Last Friday was my daughter’s tenth birthday. I fished for ideas on suitable outings that didn’t involve too much bank holiday queuing. After a quick sift through Facebook suggestions, I plumped for the outdoor adventure trail at Manley Mere – a muddy, mile-long rump through the great outdoors that her older brothers would also enjoy. Sorted.
Despite the relentlessly wet weather earlier in the week, the sun shone on Friday and conditions were perfect for our outdoor odyssey. Hooray! After a leisurely opening of cards and presents and a pancake birthday breakfast, we finally got ourselves ready to roll around midday.
Having been pre-warned that we’d end up covered in mud at Manley, we packed changes of clothes, piled in the car, set the SatNav for the 35-minute journey and headed off – only to reach a grinding standstill a mere couple of miles later. The world and his wife had, inevitably, also planned to enjoy a sun-filled Easter bank holiday in the outdoors and were now sitting alongside us on the M56.
So there I was faced with a choice:
- Plough on with the trip to the adventure trail, even if it bloody well took two and a half hours to get there.
- Ditch it.
After a moment’s deliberation and a quick turn of the steering wheel, we parted company with the world and his wife. With no plan B, and us all starting to get peckish, I headed homewards and pulled up at the new Coffee and Kitchen that has recently opened up a few minutes’ walk from our house. The view from our table was not, as we had planned, of the attractive lake at Manley. Instead, we ate our lunch in full view of a distinctly less attractive Co-Op car park.
But it didn’t matter. The food was first-rate, the atmosphere laidback and all the staff, including Ben the chef, absolutely delightful. They even brought out a mini cup cake with a candle and sang a rousing Happy Birthday.
While my daughter raced home to play with her presents, I took advantage of the sun via a leisurely walk with her big brother – not around a grand RHS garden or one of the other bank holiday hotspots, but by a river that’s walking distance from our house. It wasn’t the birthday cum Easter bank holiday we’d planned… but it was a lovely day after all.

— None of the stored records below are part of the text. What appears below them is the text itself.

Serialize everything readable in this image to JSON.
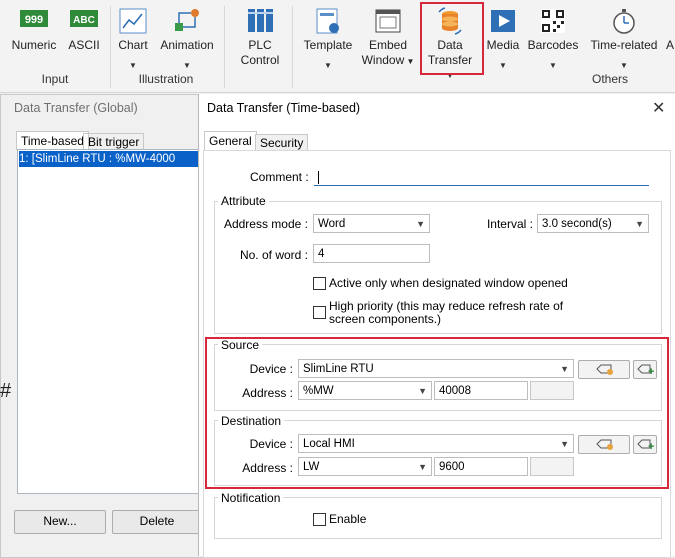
{
  "ribbon": {
    "items": [
      {
        "label": "Numeric",
        "icon": "numeric-icon",
        "glyph": "999"
      },
      {
        "label": "ASCII",
        "icon": "ascii-icon",
        "glyph": "ABC"
      },
      {
        "label": "Chart",
        "icon": "chart-icon"
      },
      {
        "label": "Animation",
        "icon": "animation-icon"
      },
      {
        "label": "PLC",
        "label2": "Control",
        "icon": "plc-control-icon"
      },
      {
        "label": "Template",
        "icon": "template-icon"
      },
      {
        "label": "Embed",
        "label2": "Window",
        "icon": "embed-window-icon"
      },
      {
        "label": "Data",
        "label2": "Transfer",
        "icon": "data-transfer-icon"
      },
      {
        "label": "Media",
        "icon": "media-icon"
      },
      {
        "label": "Barcodes",
        "icon": "barcode-icon"
      },
      {
        "label": "Time-related",
        "icon": "timer-icon"
      }
    ],
    "groups": [
      "Input",
      "Illustration",
      "Others"
    ],
    "overflow": "A"
  },
  "global_window": {
    "title": "Data Transfer (Global)",
    "tabs": [
      "Time-based",
      "Bit trigger"
    ],
    "list": [
      {
        "text": "1:        [SlimLine RTU : %MW-4000"
      }
    ],
    "new_label": "New...",
    "delete_label": "Delete",
    "side_glyph": "#"
  },
  "dialog": {
    "title": "Data Transfer (Time-based)",
    "tabs": [
      "General",
      "Security"
    ],
    "comment_label": "Comment :",
    "comment_value": "",
    "attribute": {
      "legend": "Attribute",
      "address_mode_label": "Address mode :",
      "address_mode_value": "Word",
      "interval_label": "Interval :",
      "interval_value": "3.0 second(s)",
      "no_of_word_label": "No. of word :",
      "no_of_word_value": "4",
      "active_only_label": "Active only when designated window opened",
      "high_priority_label": "High priority (this may reduce refresh rate of screen components.)"
    },
    "source": {
      "legend": "Source",
      "device_label": "Device :",
      "device_value": "SlimLine RTU",
      "address_label": "Address :",
      "address_type": "%MW",
      "address_value": "40008"
    },
    "destination": {
      "legend": "Destination",
      "device_label": "Device :",
      "device_value": "Local HMI",
      "address_label": "Address :",
      "address_type": "LW",
      "address_value": "9600"
    },
    "notification": {
      "legend": "Notification",
      "enable_label": "Enable"
    }
  },
  "colors": {
    "highlight": "#d6283a",
    "selection": "#0a62c9"
  }
}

Fortunately, I’m not in the habit of posting photos on Facebook of my family on a day out, so I didn’t have the additional pressure of trying to produce a “Tah Dah, look at us having fun on an adventure trail” image.
(Speaking of which, I recall once chatting to a mum who said she was having a perfectly nice bank holiday with her family… right up until she logged onto Facebook and saw what fabulous, adventurous days out everyone else was on. Suddenly, she recast her day through the prism of everyone else having more fun and felt utterly rubbish and insecure about herself for the rest of the day.)
To end off, here are some lessons gleaned from Friday:
- We tend to believe we have to travel far and go “big” for an outing to be worthwhile when, sometimes, there are gems right outside your door.
- Being flexible is more important than sticking doggedly to a plan when circumstances change, as they are very often apt to do in life.
- It’s very easy to impose our own vision for a perfect day on the very person it’s meant to benefit. My birthday girl was, in fact, eager to stay at home all along because she was itching to play with her Playmobil birthday present (and was also less than keen to get muddy). She was happy as Larry organising her little figures in her bedroom and didn’t give the adventure walk a second thought.
- When we create high expectations for a birthday, bank holiday, anniversary, Mother’s Day or whatever and the day fails to materialise as hoped, we can end up missing what else is good about it and ruining it for everyone. It’s always the gap between our expectations and actual reality that creates stress, anxiety, disappointment or resentment (all inflammatory to the health, let’s not forget).
Over to you. Are you harbouring high expectations that may cause you and those around you stress? In what areas can you choose flexibility over perfection? Feel free to share…